Print every record exactly, with nothing added or left out.

» Data records:
+ + + +

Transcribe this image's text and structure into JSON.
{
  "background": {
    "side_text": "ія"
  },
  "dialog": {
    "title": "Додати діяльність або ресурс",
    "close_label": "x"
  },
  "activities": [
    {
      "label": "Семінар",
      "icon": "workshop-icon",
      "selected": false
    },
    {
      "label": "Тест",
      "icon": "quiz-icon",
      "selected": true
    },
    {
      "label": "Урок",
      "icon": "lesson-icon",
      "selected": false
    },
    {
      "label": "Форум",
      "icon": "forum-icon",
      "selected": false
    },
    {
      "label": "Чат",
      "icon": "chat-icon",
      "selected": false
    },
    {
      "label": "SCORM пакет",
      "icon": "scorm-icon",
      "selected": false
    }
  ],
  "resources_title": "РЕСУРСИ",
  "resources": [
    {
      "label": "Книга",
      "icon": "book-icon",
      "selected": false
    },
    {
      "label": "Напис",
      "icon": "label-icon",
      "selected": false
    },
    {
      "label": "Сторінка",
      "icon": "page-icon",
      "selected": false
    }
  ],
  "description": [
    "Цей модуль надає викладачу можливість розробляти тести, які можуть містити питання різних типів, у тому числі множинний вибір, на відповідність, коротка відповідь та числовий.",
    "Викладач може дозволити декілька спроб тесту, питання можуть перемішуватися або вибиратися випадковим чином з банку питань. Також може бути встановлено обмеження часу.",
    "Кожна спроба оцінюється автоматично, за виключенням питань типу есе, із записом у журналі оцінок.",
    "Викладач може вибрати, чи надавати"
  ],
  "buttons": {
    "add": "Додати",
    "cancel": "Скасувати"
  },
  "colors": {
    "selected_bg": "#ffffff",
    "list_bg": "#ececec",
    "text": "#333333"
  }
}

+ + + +

» Written solution:
Transcribe this image's text and structure into JSON.
{
  "background": {
    "side_text": "ія"
  },
  "dialog": {
    "title": "Додати діяльність або ресурс",
    "close_label": "x"
  },
  "activities": [
    {
      "label": "Семінар",
      "icon": "workshop-icon",
      "selected": false
    },
    {
      "label": "Тест",
      "icon": "quiz-icon",
      "selected": true
    },
    {
      "label": "Урок",
      "icon": "lesson-icon",
      "selected": false
    },
    {
      "label": "Форум",
      "icon": "forum-icon",
      "selected": false
    },
    {
      "label": "Чат",
      "icon": "chat-icon",
      "selected": false
    },
    {
      "label": "SCORM пакет",
      "icon": "scorm-icon",
      "selected": false
    }
  ],
  "resources_title": "РЕСУРСИ",
  "resources": [
    {
      "label": "Книга",
      "icon": "book-icon",
      "selected": false
    },
    {
      "label": "Напис",
      "icon": "label-icon",
      "selected": false
    },
    {
      "label": "Сторінка",
      "icon": "page-icon",
      "selected": false
    }
  ],
  "description": [
    "Цей модуль надає викладачу можливість розробляти тести, які можуть містити питання різних типів, у тому числі множинний вибір, на відповідність, коротка відповідь та числовий.",
    "Викладач може дозволити декілька спроб тесту, питання можуть перемішуватися або вибиратися випадковим чином з банку питань. Також може бути встановлено обмеження часу.",
    "Кожна спроба оцінюється автоматично, за виключенням питань типу есе, із записом у журналі оцінок.",
    "Викладач може вибрати, чи надавати"
  ],
  "buttons": {
    "add": "Додати",
    "cancel": "Скасувати"
  },
  "colors": {
    "selected_bg": "#ffffff",
    "list_bg": "#ececec",
    "text": "#333333"
  }
}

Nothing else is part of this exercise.